The 21,600 tons of base material includes a 4-inch thick low-void base, covered with 13,200 tons of a 2.5-inches of intermediate base and 7,800 tons of surface lift materials of 1.5 inches, for smoother riding. The harder top surface can handle farm loads.
"The base will never crack," Mattusch says. He estimates the road will last 25 years, before the surface needs remilling and a century overall.
The costs for concrete and asphalt were about the same, but DeJong reports that the longevity of the perpetual pavement convinced Dallas County to choose asphalt for this job.
"A total replacement of the road is not an easy process," DeJong says. In the future, "we look forward to doing a mill and replace with a much more limited scope of project, with a more limited interruption."
Mattusch says he considers the use of perpetual pavement on this project significant for the asphalt industry in Iowa, as it is the first project of this scale.
The county selected an echelon paving technique for the project, in which multiple lanes are paved side by side, with the rollers passing over the longitudinal joint while it is hot, closing the seam so tightly that it becomes nonexistent. Two pavers were staggered by a few feet.
"We have been doing this for the last 15 years and found it to be a positive thing for eliminating centerline joint problems," DeJong says. "We feel it's a long-term, better-quality product in the end."
Rain and Other Delays

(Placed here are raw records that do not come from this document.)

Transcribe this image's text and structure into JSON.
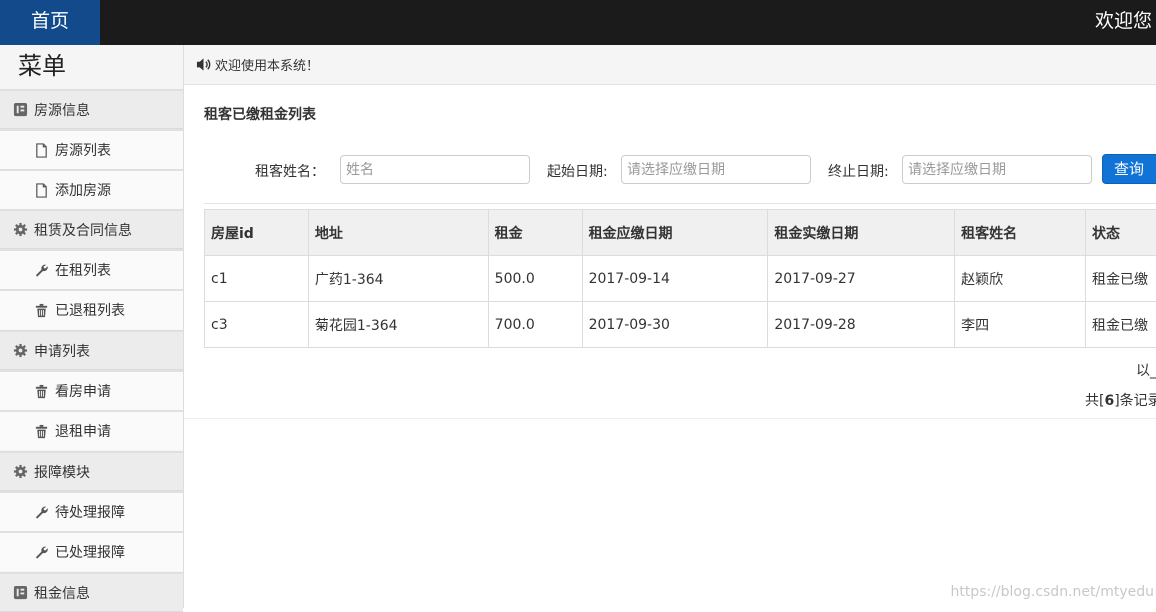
{
  "topbar": {
    "home_label": "首页",
    "welcome_text": "欢迎您"
  },
  "sidebar": {
    "title": "菜单",
    "groups": [
      {
        "label": "房源信息",
        "icon": "book-icon",
        "items": [
          {
            "label": "房源列表",
            "icon": "file-icon"
          },
          {
            "label": "添加房源",
            "icon": "file-icon"
          }
        ]
      },
      {
        "label": "租赁及合同信息",
        "icon": "gear-icon",
        "items": [
          {
            "label": "在租列表",
            "icon": "wrench-icon"
          },
          {
            "label": "已退租列表",
            "icon": "trash-icon"
          }
        ]
      },
      {
        "label": "申请列表",
        "icon": "gear-icon",
        "items": [
          {
            "label": "看房申请",
            "icon": "trash-icon"
          },
          {
            "label": "退租申请",
            "icon": "trash-icon"
          }
        ]
      },
      {
        "label": "报障模块",
        "icon": "gear-icon",
        "items": [
          {
            "label": "待处理报障",
            "icon": "wrench-icon"
          },
          {
            "label": "已处理报障",
            "icon": "wrench-icon"
          }
        ]
      },
      {
        "label": "租金信息",
        "icon": "book-icon",
        "items": []
      }
    ]
  },
  "notice": {
    "text": "欢迎使用本系统！",
    "icon": "volume-icon"
  },
  "panel": {
    "title": "租客已缴租金列表"
  },
  "search": {
    "name_label": "租客姓名：",
    "name_placeholder": "姓名",
    "start_label": "起始日期:",
    "start_placeholder": "请选择应缴日期",
    "end_label": "终止日期:",
    "end_placeholder": "请选择应缴日期",
    "button_label": "查询"
  },
  "table": {
    "headers": [
      "房屋id",
      "地址",
      "租金",
      "租金应缴日期",
      "租金实缴日期",
      "租客姓名",
      "状态"
    ],
    "rows": [
      [
        "c1",
        "广药1-364",
        "500.0",
        "2017-09-14",
        "2017-09-27",
        "赵颖欣",
        "租金已缴"
      ],
      [
        "c3",
        "菊花园1-364",
        "700.0",
        "2017-09-30",
        "2017-09-28",
        "李四",
        "租金已缴"
      ]
    ]
  },
  "footer": {
    "partial_text": "以_",
    "total_prefix": "共[",
    "total_count": "6",
    "total_suffix": "]条记录"
  },
  "watermark": "https://blog.csdn.net/mtyedu"
}
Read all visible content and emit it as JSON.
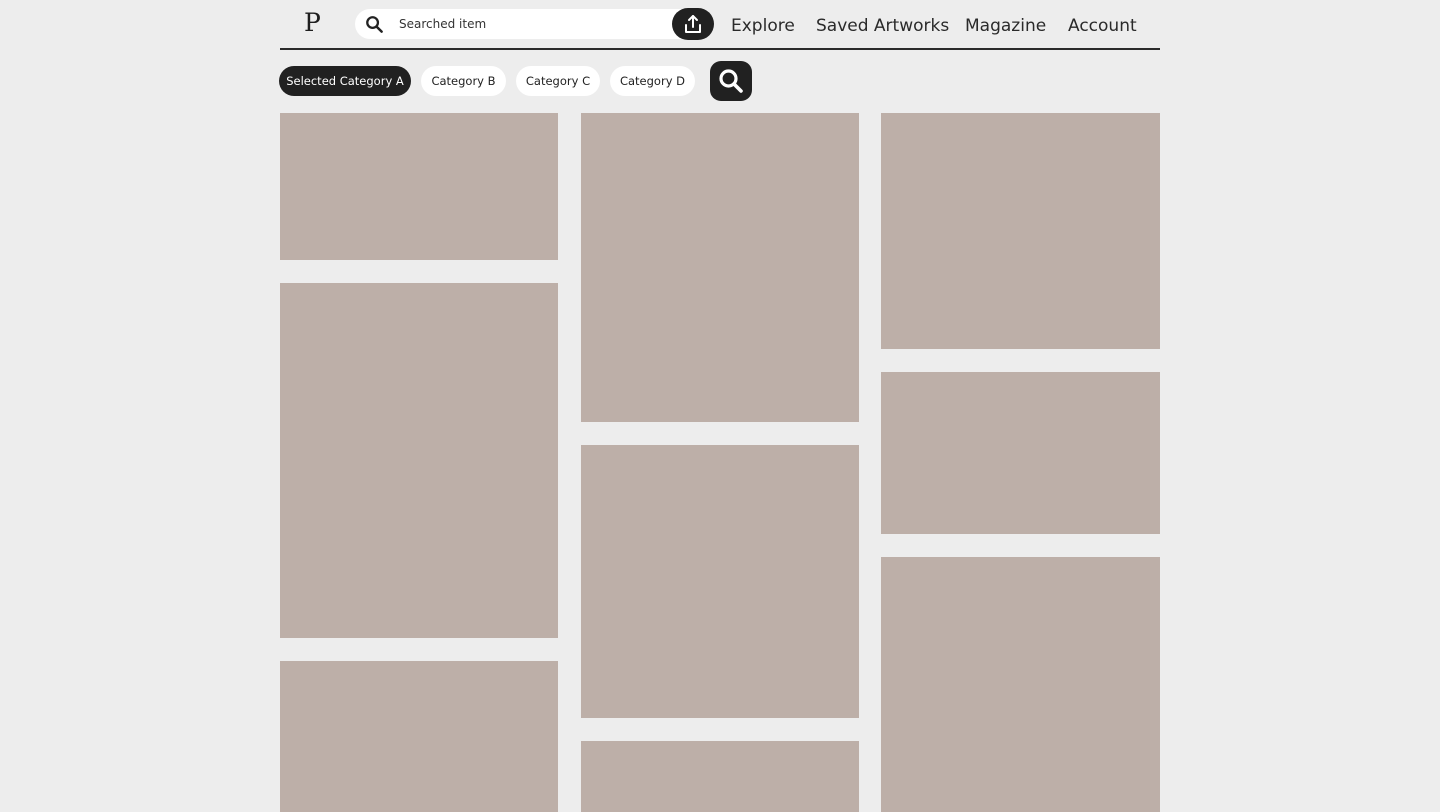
{
  "brand": {
    "logo": "P"
  },
  "search": {
    "value": "Searched item"
  },
  "nav": {
    "items": [
      "Explore",
      "Saved Artworks",
      "Magazine",
      "Account"
    ]
  },
  "categories": [
    {
      "label": "Selected Category A",
      "selected": true
    },
    {
      "label": "Category B",
      "selected": false
    },
    {
      "label": "Category C",
      "selected": false
    },
    {
      "label": "Category D",
      "selected": false
    }
  ],
  "icons": {
    "search": "search-icon",
    "upload": "upload-icon",
    "filter_search": "search-icon"
  },
  "colors": {
    "background": "#ededed",
    "tile": "#bdafa8",
    "accent_dark": "#212121",
    "chip_background": "#ffffff"
  }
}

Initially, subcontractor Peterson Contractors of Reinbeck, Iowa, employed a heavy crushing machine, which slowed production as it began sinking into the moist, fragile ground, DeJong explains. The county met with the general and subcontractor to devise an alternative plan, where the crusher could continue to move without interfering with the natural sub base.
"The existing pavement had performed well over the years, so we didn't expect to see soft spots, but when we opened it up and let the crusher run on top of it, it exposed weak spots," Case says.
The county had planned to reuse the crushed pavement as a base material for the new road and shoulder. After removing the pavement and the Iowa soil subgrade, heavy rains created a curb and gutter effect, and the water became trapped under the road, Case reports.
"The crushed concrete disappeared into the soil," Case says. "We actually used all of the material trying to keep some rock in the base."
With all of the rain, the base had to be reworked so many times and dried, and more material brought in, that much of the original shape, profiles and slopes determined by the GPS machine control system used by the contractor also vanished. Traditionally, the county would have placed stakes, Case explains, but the contract had called for the contractor to handle construction surveying.
The county met with representatives of the Asphalt Paving Association of Iowa (APAI) and geotechnical engineers Construction Materials Testing of Des Moines, Iowa, to come up with solution.
"We decided to use fly ash and mix it in with the subbase to firm it up and dry it up, so it would be strong enough to pave on," DeJong recalls. "It was expensive and hard to get enough of that much fly ash on short notice, but it worked very well. It made a nice firm base to pave in that I think will hold up for a long time."
Henningsen completed grading and base work and placed an intermediate layer in 2014. Then this spring, Henningsen milled off a portion of the intermediate layer and paved the surface layer. Shouldering, painting of the centerline and edge lines and seeding of grass followed paving.
DeJong credits Mattusch and Bill Rosener, Executive Vice President of APAI with helping to keep the job rolling and serving as a liaison with the contractors.
"I don't know if we would have the product we do without their help," DeJong says.